While searching online for “diaries” I came across an old (2013) news articles about a diary newly appearing online, based on the writings of Dr. Thomas Lucas, of Stirling, Scotland.
Born in 1756 (he died in 1822), Dr. Lucas built his picturesque little house on Upper Bridge Street in 1810; perhaps we’ve passed it, in visiting Stirling! He and his wife, born Isabella Whitehead, had eight children. Mrs. Lucas lived in the family home until 1850.
The Lucas family survives in the archives of the Stirling Council. The two diaries cover the period from March 1808 until May 1821.
The year of 1813 is represented under the “home” link, but look to the “Other Years” drop down menu for… well, the other years! Read of “severe frosty mornings” as well as the “ball and supper at the Guildhall”. Stand beside Dr. Lucas as he sows a pound “of early Charlton peas and planted some parsley”. Watch the erection of the “two inner gates… made out of two Lime trees that grew in front of the house.”
But it’s not all gardening and sunshine.
“A man named Michael Moncrieff hanged himself in Murray’s Wood.”
“John Dick and family finally left my house at Bridge Street. There were about 15 panes of the Glass of the Windows broken which he replaced with a very bad grace.”
“Peter Robertson in Corntown was sentenced to six months imprisonment for accidentally Killing his own daughter with a pair of Tongs.” [you learn more about the tragic accident]
And yet, some bright patches appear:
“Mrs Melles our sister-in-law went to the Shoemakers Ball, with four or five fellows and danced for five or six hours, altho no woman was present above the rank of a servant girl.”

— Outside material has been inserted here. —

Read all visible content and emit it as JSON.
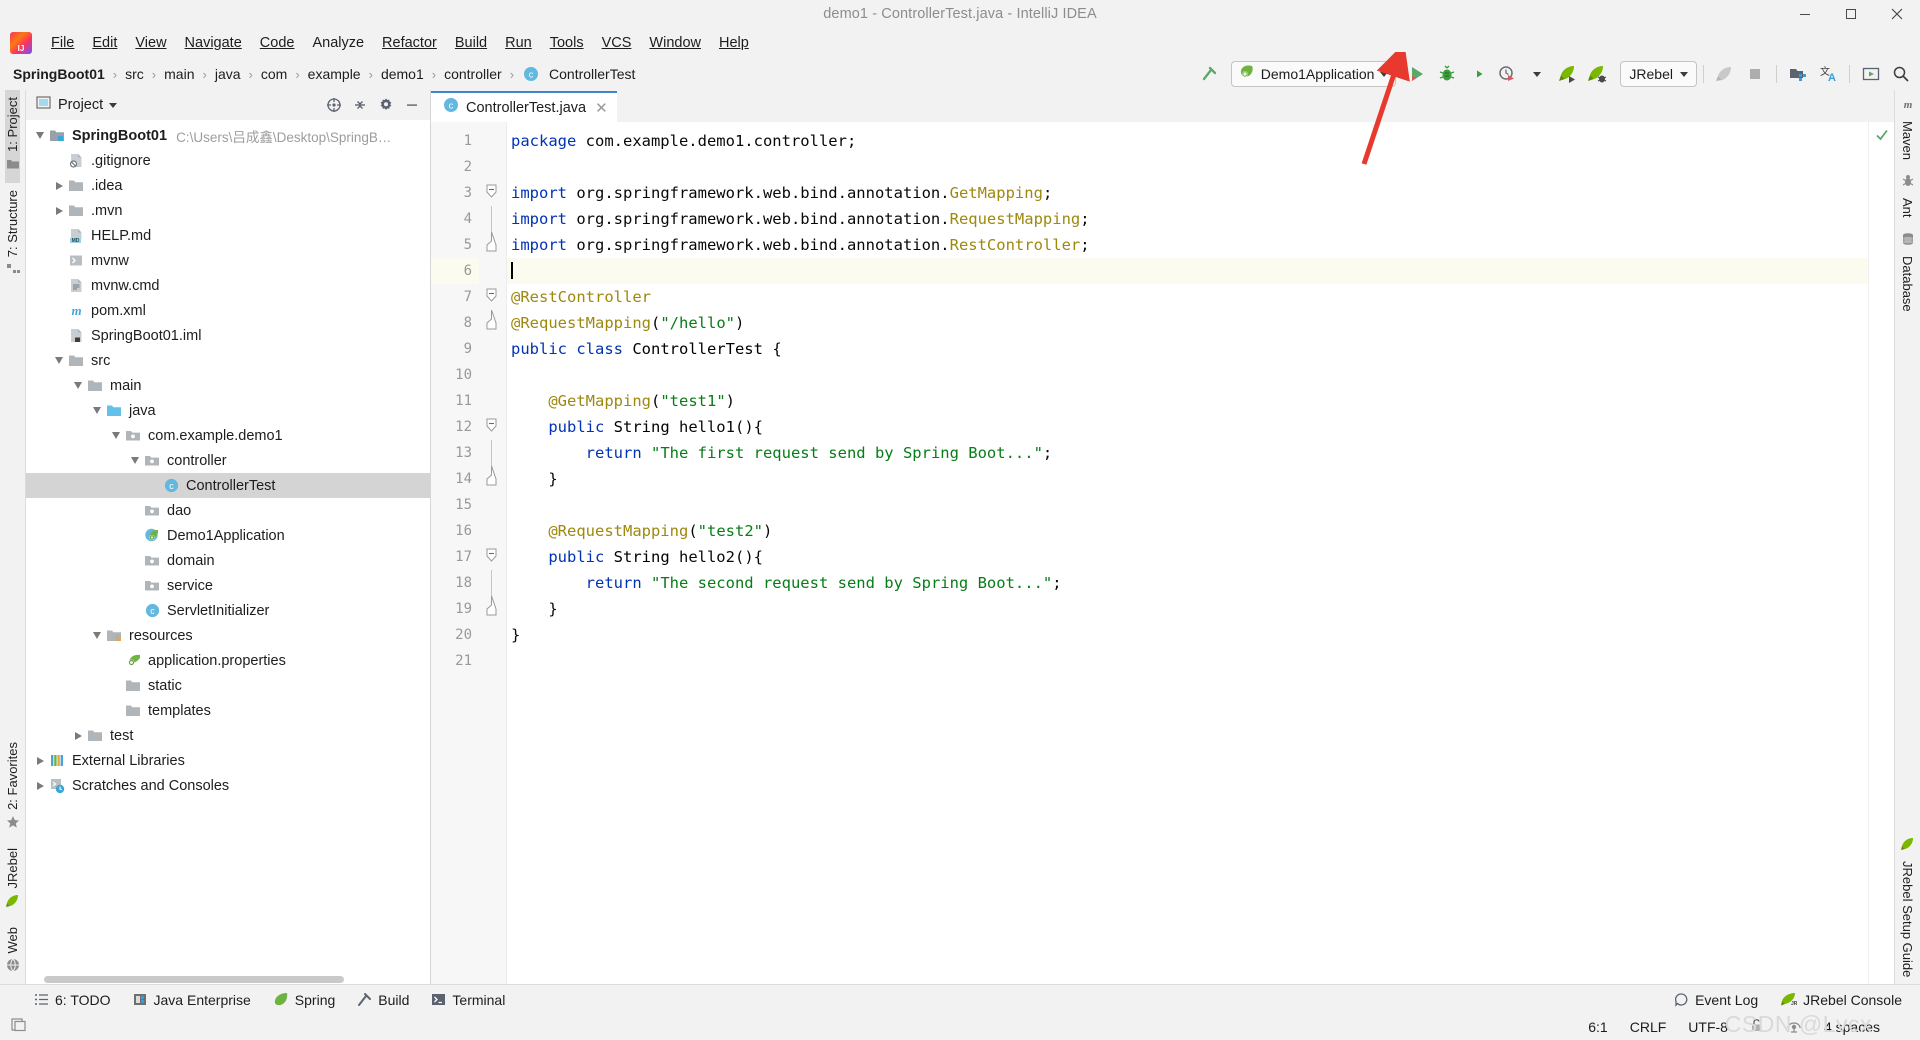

“My Tenant Thomas Dods went off on Sunday afternoon for America, a Step which surprised many”.
Dr. Lucas is a consistent writer, keeping up a steady stream of comments throughout his diary-keeping, which end in the month of May, the year before his death.